Supplied records:
++++++++++

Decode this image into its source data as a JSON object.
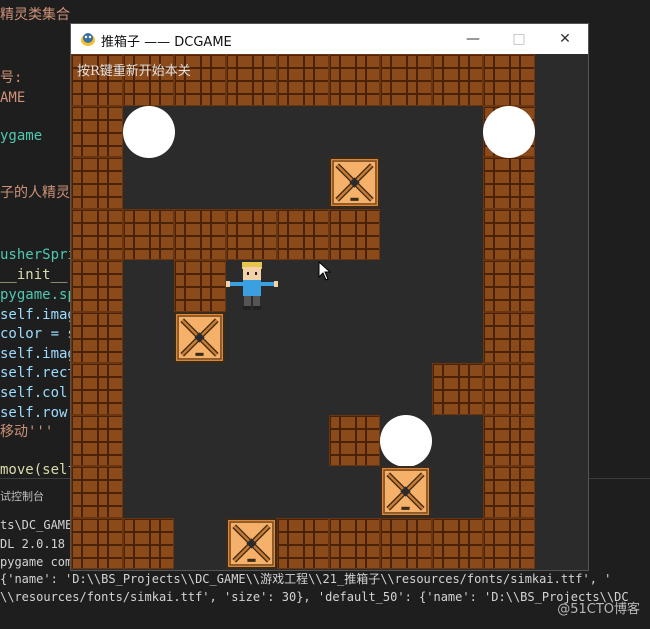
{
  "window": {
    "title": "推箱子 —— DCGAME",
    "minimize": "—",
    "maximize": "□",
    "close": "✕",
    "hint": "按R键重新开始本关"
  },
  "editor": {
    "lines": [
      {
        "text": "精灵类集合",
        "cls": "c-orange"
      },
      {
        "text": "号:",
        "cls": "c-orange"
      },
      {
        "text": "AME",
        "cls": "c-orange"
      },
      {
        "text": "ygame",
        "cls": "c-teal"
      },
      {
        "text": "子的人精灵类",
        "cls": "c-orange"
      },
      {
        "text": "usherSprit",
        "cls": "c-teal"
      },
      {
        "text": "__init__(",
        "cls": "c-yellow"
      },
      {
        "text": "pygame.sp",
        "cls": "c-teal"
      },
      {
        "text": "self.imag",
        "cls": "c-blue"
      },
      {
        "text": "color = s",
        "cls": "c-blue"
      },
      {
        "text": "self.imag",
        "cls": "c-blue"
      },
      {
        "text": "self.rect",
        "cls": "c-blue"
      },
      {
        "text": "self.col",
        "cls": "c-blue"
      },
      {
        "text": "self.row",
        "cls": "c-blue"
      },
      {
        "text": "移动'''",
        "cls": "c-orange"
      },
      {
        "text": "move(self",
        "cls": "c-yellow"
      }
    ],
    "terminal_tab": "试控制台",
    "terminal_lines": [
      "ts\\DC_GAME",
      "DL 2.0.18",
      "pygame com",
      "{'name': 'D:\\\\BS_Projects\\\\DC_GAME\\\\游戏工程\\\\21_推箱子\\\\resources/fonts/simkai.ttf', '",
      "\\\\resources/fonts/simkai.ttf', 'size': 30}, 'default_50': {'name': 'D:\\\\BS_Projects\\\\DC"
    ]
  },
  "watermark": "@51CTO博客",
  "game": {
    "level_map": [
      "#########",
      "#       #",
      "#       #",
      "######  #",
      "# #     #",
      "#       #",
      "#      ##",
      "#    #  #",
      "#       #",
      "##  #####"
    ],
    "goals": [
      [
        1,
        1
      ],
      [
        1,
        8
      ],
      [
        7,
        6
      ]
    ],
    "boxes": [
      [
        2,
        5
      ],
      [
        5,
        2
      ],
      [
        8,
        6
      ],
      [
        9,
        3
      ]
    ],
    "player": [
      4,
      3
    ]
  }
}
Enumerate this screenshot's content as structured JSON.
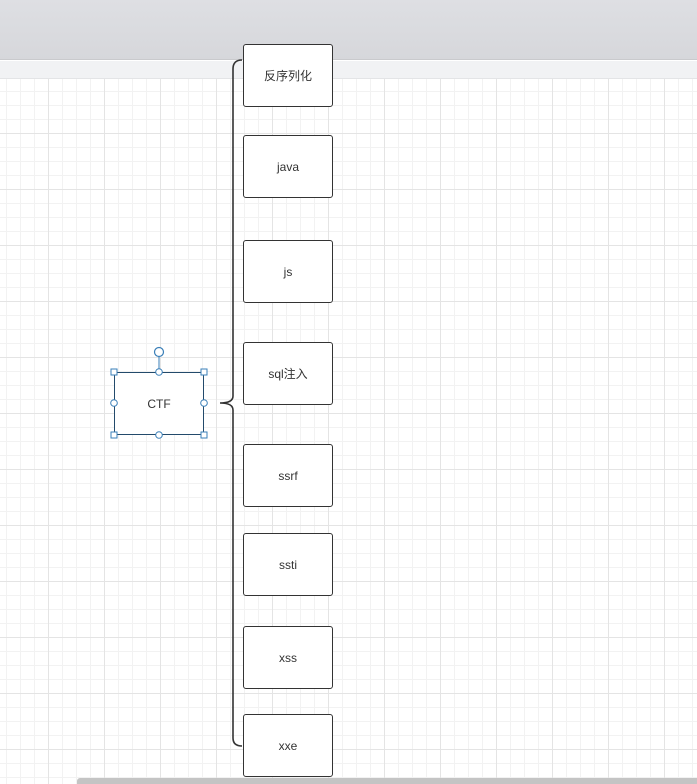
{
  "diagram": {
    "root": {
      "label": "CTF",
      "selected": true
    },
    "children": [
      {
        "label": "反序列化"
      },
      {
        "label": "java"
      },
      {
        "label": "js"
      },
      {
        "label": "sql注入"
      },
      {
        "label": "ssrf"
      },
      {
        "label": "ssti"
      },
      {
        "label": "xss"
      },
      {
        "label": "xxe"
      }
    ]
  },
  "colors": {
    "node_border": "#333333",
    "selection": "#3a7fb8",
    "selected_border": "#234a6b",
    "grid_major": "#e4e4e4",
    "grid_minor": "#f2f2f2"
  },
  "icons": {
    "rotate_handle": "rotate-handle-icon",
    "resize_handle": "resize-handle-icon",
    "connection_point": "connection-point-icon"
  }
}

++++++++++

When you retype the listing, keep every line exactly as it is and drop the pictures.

Result:
Decode this image into its source data as a JSON object.
{
  "window": {
    "title": "推箱子 —— DCGAME",
    "minimize": "—",
    "maximize": "□",
    "close": "✕",
    "hint": "按R键重新开始本关"
  },
  "editor": {
    "lines": [
      {
        "text": "精灵类集合",
        "cls": "c-orange"
      },
      {
        "text": "号:",
        "cls": "c-orange"
      },
      {
        "text": "AME",
        "cls": "c-orange"
      },
      {
        "text": "ygame",
        "cls": "c-teal"
      },
      {
        "text": "子的人精灵类",
        "cls": "c-orange"
      },
      {
        "text": "usherSprit",
        "cls": "c-teal"
      },
      {
        "text": "__init__(",
        "cls": "c-yellow"
      },
      {
        "text": "pygame.sp",
        "cls": "c-teal"
      },
      {
        "text": "self.imag",
        "cls": "c-blue"
      },
      {
        "text": "color = s",
        "cls": "c-blue"
      },
      {
        "text": "self.imag",
        "cls": "c-blue"
      },
      {
        "text": "self.rect",
        "cls": "c-blue"
      },
      {
        "text": "self.col",
        "cls": "c-blue"
      },
      {
        "text": "self.row",
        "cls": "c-blue"
      },
      {
        "text": "移动'''",
        "cls": "c-orange"
      },
      {
        "text": "move(self",
        "cls": "c-yellow"
      }
    ],
    "terminal_tab": "试控制台",
    "terminal_lines": [
      "ts\\DC_GAME",
      "DL 2.0.18",
      "pygame com",
      "{'name': 'D:\\\\BS_Projects\\\\DC_GAME\\\\游戏工程\\\\21_推箱子\\\\resources/fonts/simkai.ttf', '",
      "\\\\resources/fonts/simkai.ttf', 'size': 30}, 'default_50': {'name': 'D:\\\\BS_Projects\\\\DC"
    ]
  },
  "watermark": "@51CTO博客",
  "game": {
    "level_map": [
      "#########",
      "#       #",
      "#       #",
      "######  #",
      "# #     #",
      "#       #",
      "#      ##",
      "#    #  #",
      "#       #",
      "##  #####"
    ],
    "goals": [
      [
        1,
        1
      ],
      [
        1,
        8
      ],
      [
        7,
        6
      ]
    ],
    "boxes": [
      [
        2,
        5
      ],
      [
        5,
        2
      ],
      [
        8,
        6
      ],
      [
        9,
        3
      ]
    ],
    "player": [
      4,
      3
    ]
  }
}
Enumerate this screenshot's content as structured JSON.
{
  "diagram": {
    "root": {
      "label": "CTF",
      "selected": true
    },
    "children": [
      {
        "label": "反序列化"
      },
      {
        "label": "java"
      },
      {
        "label": "js"
      },
      {
        "label": "sql注入"
      },
      {
        "label": "ssrf"
      },
      {
        "label": "ssti"
      },
      {
        "label": "xss"
      },
      {
        "label": "xxe"
      }
    ]
  },
  "colors": {
    "node_border": "#333333",
    "selection": "#3a7fb8",
    "selected_border": "#234a6b",
    "grid_major": "#e4e4e4",
    "grid_minor": "#f2f2f2"
  },
  "icons": {
    "rotate_handle": "rotate-handle-icon",
    "resize_handle": "resize-handle-icon",
    "connection_point": "connection-point-icon"
  }
}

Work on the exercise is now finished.